§ WHAT THE EXERCISE ASKS:
Keyword search on "icon": report each line of the records that contains it.

── EXCERPTED DATA

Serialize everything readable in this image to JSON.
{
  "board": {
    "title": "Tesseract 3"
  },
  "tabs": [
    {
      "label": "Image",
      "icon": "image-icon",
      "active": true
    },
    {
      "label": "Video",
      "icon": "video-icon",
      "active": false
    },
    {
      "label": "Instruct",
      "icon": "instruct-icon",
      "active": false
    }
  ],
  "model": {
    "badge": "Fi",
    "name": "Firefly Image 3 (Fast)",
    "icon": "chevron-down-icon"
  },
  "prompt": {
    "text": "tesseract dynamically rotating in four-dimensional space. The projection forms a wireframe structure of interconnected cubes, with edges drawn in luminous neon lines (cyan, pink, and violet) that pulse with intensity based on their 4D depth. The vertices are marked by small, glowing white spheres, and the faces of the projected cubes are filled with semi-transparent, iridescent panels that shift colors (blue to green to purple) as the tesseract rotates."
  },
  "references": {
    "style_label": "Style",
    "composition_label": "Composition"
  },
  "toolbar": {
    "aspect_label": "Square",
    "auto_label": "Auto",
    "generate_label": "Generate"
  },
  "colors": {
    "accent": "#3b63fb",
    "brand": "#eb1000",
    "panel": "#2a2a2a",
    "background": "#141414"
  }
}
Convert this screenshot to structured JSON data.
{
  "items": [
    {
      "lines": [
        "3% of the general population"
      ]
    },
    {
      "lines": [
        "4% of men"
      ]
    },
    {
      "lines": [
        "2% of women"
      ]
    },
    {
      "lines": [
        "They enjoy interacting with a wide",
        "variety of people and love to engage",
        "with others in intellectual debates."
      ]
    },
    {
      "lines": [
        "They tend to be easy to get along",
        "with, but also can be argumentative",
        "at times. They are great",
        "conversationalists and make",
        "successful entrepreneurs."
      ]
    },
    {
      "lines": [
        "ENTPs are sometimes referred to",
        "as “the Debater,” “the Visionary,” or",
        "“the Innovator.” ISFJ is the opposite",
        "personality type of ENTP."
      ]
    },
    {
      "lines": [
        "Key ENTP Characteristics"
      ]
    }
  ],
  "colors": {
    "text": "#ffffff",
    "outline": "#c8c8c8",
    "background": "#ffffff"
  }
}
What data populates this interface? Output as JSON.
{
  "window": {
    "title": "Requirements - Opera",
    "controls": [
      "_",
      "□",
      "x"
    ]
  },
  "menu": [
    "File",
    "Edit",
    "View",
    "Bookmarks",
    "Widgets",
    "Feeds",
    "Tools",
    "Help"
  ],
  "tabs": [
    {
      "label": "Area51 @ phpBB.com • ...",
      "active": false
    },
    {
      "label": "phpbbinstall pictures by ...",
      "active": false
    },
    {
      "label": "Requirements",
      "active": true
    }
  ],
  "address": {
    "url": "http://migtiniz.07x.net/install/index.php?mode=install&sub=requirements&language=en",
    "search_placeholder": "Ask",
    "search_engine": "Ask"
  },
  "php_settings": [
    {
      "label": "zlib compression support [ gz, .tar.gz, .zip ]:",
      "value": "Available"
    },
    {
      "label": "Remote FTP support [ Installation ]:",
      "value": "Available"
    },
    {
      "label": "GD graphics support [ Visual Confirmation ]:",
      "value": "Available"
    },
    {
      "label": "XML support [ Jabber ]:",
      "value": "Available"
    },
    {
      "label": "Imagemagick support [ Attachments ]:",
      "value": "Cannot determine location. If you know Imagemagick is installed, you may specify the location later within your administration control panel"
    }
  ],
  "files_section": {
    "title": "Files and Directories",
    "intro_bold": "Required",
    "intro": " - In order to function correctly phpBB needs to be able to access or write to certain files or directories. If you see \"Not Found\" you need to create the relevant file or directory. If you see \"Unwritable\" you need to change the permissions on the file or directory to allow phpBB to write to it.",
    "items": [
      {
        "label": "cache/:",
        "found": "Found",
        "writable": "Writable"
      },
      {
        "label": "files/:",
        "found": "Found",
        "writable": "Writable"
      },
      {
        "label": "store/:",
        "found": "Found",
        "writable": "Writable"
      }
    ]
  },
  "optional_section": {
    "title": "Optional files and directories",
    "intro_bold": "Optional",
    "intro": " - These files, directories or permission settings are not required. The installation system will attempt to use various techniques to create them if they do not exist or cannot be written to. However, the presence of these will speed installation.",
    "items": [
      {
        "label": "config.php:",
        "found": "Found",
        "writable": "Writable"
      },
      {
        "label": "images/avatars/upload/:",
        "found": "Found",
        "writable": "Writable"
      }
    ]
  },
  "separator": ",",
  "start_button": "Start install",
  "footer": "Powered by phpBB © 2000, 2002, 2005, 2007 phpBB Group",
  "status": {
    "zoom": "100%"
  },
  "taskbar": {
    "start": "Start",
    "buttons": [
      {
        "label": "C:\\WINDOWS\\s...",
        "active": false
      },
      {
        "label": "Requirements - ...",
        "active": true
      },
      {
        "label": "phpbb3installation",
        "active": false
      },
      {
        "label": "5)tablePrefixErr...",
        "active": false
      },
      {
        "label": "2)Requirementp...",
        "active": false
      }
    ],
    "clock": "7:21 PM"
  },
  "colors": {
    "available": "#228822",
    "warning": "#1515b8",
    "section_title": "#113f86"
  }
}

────

§ REPLY TO THE TASK:
      "icon": "image-icon",
      "icon": "video-icon",
      "icon": "instruct-icon",
    "icon": "chevron-down-icon"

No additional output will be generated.